### TASK PROMPT
Each entry below is to be copied verbatim, with no line missing.

[Items from an interface collection]
********************

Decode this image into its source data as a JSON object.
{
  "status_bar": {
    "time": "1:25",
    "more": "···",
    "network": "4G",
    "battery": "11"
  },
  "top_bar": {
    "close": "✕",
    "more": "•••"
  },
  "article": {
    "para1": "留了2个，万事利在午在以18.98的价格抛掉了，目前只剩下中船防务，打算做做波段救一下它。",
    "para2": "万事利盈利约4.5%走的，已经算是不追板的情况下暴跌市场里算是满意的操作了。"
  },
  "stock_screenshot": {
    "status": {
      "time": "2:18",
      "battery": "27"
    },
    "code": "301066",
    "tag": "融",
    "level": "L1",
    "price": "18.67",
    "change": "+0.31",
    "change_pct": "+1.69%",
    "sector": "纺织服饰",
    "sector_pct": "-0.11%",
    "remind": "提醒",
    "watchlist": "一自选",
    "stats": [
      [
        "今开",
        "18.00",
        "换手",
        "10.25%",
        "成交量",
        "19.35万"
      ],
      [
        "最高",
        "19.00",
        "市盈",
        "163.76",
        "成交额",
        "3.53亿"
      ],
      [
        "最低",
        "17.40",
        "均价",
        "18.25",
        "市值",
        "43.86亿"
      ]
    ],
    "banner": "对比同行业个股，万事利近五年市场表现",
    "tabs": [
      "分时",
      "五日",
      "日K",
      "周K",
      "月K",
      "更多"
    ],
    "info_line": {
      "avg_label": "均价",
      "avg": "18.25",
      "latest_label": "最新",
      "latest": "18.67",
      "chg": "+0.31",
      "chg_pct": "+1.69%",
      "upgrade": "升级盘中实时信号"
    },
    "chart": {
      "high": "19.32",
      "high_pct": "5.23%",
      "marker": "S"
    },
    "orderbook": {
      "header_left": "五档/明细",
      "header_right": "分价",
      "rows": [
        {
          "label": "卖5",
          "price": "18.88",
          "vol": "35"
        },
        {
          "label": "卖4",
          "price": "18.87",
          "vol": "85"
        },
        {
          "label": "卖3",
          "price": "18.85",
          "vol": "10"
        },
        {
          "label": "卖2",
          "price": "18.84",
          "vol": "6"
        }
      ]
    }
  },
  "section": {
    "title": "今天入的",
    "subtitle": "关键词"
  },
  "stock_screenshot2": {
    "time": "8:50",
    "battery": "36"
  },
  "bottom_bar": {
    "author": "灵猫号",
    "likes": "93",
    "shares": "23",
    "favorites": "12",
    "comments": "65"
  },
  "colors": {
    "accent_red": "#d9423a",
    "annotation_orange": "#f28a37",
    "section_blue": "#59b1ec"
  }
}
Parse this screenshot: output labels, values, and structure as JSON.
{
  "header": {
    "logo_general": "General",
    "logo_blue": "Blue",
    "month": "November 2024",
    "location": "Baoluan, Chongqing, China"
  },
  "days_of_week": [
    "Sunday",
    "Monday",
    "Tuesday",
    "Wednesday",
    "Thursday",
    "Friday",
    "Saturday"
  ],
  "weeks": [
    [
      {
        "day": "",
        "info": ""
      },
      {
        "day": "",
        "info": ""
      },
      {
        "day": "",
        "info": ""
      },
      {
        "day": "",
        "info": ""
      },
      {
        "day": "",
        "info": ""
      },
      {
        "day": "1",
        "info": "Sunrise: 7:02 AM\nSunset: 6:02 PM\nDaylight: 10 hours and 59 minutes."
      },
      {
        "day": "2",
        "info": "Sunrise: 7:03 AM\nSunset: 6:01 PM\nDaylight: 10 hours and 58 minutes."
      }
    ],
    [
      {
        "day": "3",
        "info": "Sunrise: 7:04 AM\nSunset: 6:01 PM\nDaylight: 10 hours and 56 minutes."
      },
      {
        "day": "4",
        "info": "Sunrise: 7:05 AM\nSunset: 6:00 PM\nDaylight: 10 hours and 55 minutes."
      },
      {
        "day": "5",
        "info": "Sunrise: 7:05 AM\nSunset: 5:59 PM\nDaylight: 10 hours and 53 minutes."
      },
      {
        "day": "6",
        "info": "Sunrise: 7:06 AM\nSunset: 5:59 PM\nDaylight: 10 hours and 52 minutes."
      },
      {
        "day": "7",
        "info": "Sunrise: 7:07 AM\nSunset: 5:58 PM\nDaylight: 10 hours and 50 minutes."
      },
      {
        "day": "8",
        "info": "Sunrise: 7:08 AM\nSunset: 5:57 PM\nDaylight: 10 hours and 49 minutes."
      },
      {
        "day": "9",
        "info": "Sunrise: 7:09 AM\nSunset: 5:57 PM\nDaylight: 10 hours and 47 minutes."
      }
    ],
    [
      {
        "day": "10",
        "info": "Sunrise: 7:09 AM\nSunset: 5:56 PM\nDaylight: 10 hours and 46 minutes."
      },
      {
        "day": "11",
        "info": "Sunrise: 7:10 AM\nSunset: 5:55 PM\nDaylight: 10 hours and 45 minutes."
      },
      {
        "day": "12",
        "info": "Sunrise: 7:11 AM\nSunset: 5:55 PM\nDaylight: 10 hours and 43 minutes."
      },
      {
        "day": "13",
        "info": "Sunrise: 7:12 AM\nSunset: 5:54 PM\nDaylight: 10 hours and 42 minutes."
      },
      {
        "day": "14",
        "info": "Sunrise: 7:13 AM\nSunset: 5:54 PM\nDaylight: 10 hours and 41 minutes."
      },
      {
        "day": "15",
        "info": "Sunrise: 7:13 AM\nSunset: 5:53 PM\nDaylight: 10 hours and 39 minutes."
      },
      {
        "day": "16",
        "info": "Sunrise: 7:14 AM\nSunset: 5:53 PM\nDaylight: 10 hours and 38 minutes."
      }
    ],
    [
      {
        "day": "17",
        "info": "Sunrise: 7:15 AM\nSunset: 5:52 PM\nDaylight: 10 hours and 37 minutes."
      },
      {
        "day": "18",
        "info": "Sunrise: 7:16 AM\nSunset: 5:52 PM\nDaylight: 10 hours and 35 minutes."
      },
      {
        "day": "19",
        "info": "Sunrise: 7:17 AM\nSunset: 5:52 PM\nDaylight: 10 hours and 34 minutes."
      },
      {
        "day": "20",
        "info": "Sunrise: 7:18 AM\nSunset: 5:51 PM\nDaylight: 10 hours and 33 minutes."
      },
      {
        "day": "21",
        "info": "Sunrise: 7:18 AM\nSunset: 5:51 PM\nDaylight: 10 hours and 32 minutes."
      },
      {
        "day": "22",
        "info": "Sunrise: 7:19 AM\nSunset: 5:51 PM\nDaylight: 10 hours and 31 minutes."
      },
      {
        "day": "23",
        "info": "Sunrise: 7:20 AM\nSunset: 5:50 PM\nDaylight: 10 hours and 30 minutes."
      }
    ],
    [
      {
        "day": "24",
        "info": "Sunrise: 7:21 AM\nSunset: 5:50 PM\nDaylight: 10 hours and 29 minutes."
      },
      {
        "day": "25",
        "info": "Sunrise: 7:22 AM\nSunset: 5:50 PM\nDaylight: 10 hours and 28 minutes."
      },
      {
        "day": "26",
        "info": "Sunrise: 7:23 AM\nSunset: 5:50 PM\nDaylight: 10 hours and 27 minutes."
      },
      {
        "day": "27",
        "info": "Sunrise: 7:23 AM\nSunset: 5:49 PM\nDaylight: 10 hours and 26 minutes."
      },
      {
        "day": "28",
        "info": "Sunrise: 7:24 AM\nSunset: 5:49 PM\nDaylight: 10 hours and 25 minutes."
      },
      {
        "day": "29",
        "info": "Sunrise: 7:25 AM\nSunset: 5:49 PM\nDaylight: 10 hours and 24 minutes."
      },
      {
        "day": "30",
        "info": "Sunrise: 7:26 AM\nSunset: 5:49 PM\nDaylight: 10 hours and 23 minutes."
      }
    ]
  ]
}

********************

### COMPLETED TASK
Decode this image into its source data as a JSON object.
{
  "status_bar": {
    "time": "1:25",
    "more": "···",
    "network": "4G",
    "battery": "11"
  },
  "top_bar": {
    "close": "✕",
    "more": "•••"
  },
  "article": {
    "para1": "留了2个，万事利在午在以18.98的价格抛掉了，目前只剩下中船防务，打算做做波段救一下它。",
    "para2": "万事利盈利约4.5%走的，已经算是不追板的情况下暴跌市场里算是满意的操作了。"
  },
  "stock_screenshot": {
    "status": {
      "time": "2:18",
      "battery": "27"
    },
    "code": "301066",
    "tag": "融",
    "level": "L1",
    "price": "18.67",
    "change": "+0.31",
    "change_pct": "+1.69%",
    "sector": "纺织服饰",
    "sector_pct": "-0.11%",
    "remind": "提醒",
    "watchlist": "一自选",
    "stats": [
      [
        "今开",
        "18.00",
        "换手",
        "10.25%",
        "成交量",
        "19.35万"
      ],
      [
        "最高",
        "19.00",
        "市盈",
        "163.76",
        "成交额",
        "3.53亿"
      ],
      [
        "最低",
        "17.40",
        "均价",
        "18.25",
        "市值",
        "43.86亿"
      ]
    ],
    "banner": "对比同行业个股，万事利近五年市场表现",
    "tabs": [
      "分时",
      "五日",
      "日K",
      "周K",
      "月K",
      "更多"
    ],
    "info_line": {
      "avg_label": "均价",
      "avg": "18.25",
      "latest_label": "最新",
      "latest": "18.67",
      "chg": "+0.31",
      "chg_pct": "+1.69%",
      "upgrade": "升级盘中实时信号"
    },
    "chart": {
      "high": "19.32",
      "high_pct": "5.23%",
      "marker": "S"
    },
    "orderbook": {
      "header_left": "五档/明细",
      "header_right": "分价",
      "rows": [
        {
          "label": "卖5",
          "price": "18.88",
          "vol": "35"
        },
        {
          "label": "卖4",
          "price": "18.87",
          "vol": "85"
        },
        {
          "label": "卖3",
          "price": "18.85",
          "vol": "10"
        },
        {
          "label": "卖2",
          "price": "18.84",
          "vol": "6"
        }
      ]
    }
  },
  "section": {
    "title": "今天入的",
    "subtitle": "关键词"
  },
  "stock_screenshot2": {
    "time": "8:50",
    "battery": "36"
  },
  "bottom_bar": {
    "author": "灵猫号",
    "likes": "93",
    "shares": "23",
    "favorites": "12",
    "comments": "65"
  },
  "colors": {
    "accent_red": "#d9423a",
    "annotation_orange": "#f28a37",
    "section_blue": "#59b1ec"
  }
}
Parse this screenshot: output labels, values, and structure as JSON.
{
  "header": {
    "logo_general": "General",
    "logo_blue": "Blue",
    "month": "November 2024",
    "location": "Baoluan, Chongqing, China"
  },
  "days_of_week": [
    "Sunday",
    "Monday",
    "Tuesday",
    "Wednesday",
    "Thursday",
    "Friday",
    "Saturday"
  ],
  "weeks": [
    [
      {
        "day": "",
        "info": ""
      },
      {
        "day": "",
        "info": ""
      },
      {
        "day": "",
        "info": ""
      },
      {
        "day": "",
        "info": ""
      },
      {
        "day": "",
        "info": ""
      },
      {
        "day": "1",
        "info": "Sunrise: 7:02 AM\nSunset: 6:02 PM\nDaylight: 10 hours and 59 minutes."
      },
      {
        "day": "2",
        "info": "Sunrise: 7:03 AM\nSunset: 6:01 PM\nDaylight: 10 hours and 58 minutes."
      }
    ],
    [
      {
        "day": "3",
        "info": "Sunrise: 7:04 AM\nSunset: 6:01 PM\nDaylight: 10 hours and 56 minutes."
      },
      {
        "day": "4",
        "info": "Sunrise: 7:05 AM\nSunset: 6:00 PM\nDaylight: 10 hours and 55 minutes."
      },
      {
        "day": "5",
        "info": "Sunrise: 7:05 AM\nSunset: 5:59 PM\nDaylight: 10 hours and 53 minutes."
      },
      {
        "day": "6",
        "info": "Sunrise: 7:06 AM\nSunset: 5:59 PM\nDaylight: 10 hours and 52 minutes."
      },
      {
        "day": "7",
        "info": "Sunrise: 7:07 AM\nSunset: 5:58 PM\nDaylight: 10 hours and 50 minutes."
      },
      {
        "day": "8",
        "info": "Sunrise: 7:08 AM\nSunset: 5:57 PM\nDaylight: 10 hours and 49 minutes."
      },
      {
        "day": "9",
        "info": "Sunrise: 7:09 AM\nSunset: 5:57 PM\nDaylight: 10 hours and 47 minutes."
      }
    ],
    [
      {
        "day": "10",
        "info": "Sunrise: 7:09 AM\nSunset: 5:56 PM\nDaylight: 10 hours and 46 minutes."
      },
      {
        "day": "11",
        "info": "Sunrise: 7:10 AM\nSunset: 5:55 PM\nDaylight: 10 hours and 45 minutes."
      },
      {
        "day": "12",
        "info": "Sunrise: 7:11 AM\nSunset: 5:55 PM\nDaylight: 10 hours and 43 minutes."
      },
      {
        "day": "13",
        "info": "Sunrise: 7:12 AM\nSunset: 5:54 PM\nDaylight: 10 hours and 42 minutes."
      },
      {
        "day": "14",
        "info": "Sunrise: 7:13 AM\nSunset: 5:54 PM\nDaylight: 10 hours and 41 minutes."
      },
      {
        "day": "15",
        "info": "Sunrise: 7:13 AM\nSunset: 5:53 PM\nDaylight: 10 hours and 39 minutes."
      },
      {
        "day": "16",
        "info": "Sunrise: 7:14 AM\nSunset: 5:53 PM\nDaylight: 10 hours and 38 minutes."
      }
    ],
    [
      {
        "day": "17",
        "info": "Sunrise: 7:15 AM\nSunset: 5:52 PM\nDaylight: 10 hours and 37 minutes."
      },
      {
        "day": "18",
        "info": "Sunrise: 7:16 AM\nSunset: 5:52 PM\nDaylight: 10 hours and 35 minutes."
      },
      {
        "day": "19",
        "info": "Sunrise: 7:17 AM\nSunset: 5:52 PM\nDaylight: 10 hours and 34 minutes."
      },
      {
        "day": "20",
        "info": "Sunrise: 7:18 AM\nSunset: 5:51 PM\nDaylight: 10 hours and 33 minutes."
      },
      {
        "day": "21",
        "info": "Sunrise: 7:18 AM\nSunset: 5:51 PM\nDaylight: 10 hours and 32 minutes."
      },
      {
        "day": "22",
        "info": "Sunrise: 7:19 AM\nSunset: 5:51 PM\nDaylight: 10 hours and 31 minutes."
      },
      {
        "day": "23",
        "info": "Sunrise: 7:20 AM\nSunset: 5:50 PM\nDaylight: 10 hours and 30 minutes."
      }
    ],
    [
      {
        "day": "24",
        "info": "Sunrise: 7:21 AM\nSunset: 5:50 PM\nDaylight: 10 hours and 29 minutes."
      },
      {
        "day": "25",
        "info": "Sunrise: 7:22 AM\nSunset: 5:50 PM\nDaylight: 10 hours and 28 minutes."
      },
      {
        "day": "26",
        "info": "Sunrise: 7:23 AM\nSunset: 5:50 PM\nDaylight: 10 hours and 27 minutes."
      },
      {
        "day": "27",
        "info": "Sunrise: 7:23 AM\nSunset: 5:49 PM\nDaylight: 10 hours and 26 minutes."
      },
      {
        "day": "28",
        "info": "Sunrise: 7:24 AM\nSunset: 5:49 PM\nDaylight: 10 hours and 25 minutes."
      },
      {
        "day": "29",
        "info": "Sunrise: 7:25 AM\nSunset: 5:49 PM\nDaylight: 10 hours and 24 minutes."
      },
      {
        "day": "30",
        "info": "Sunrise: 7:26 AM\nSunset: 5:49 PM\nDaylight: 10 hours and 23 minutes."
      }
    ]
  ]
}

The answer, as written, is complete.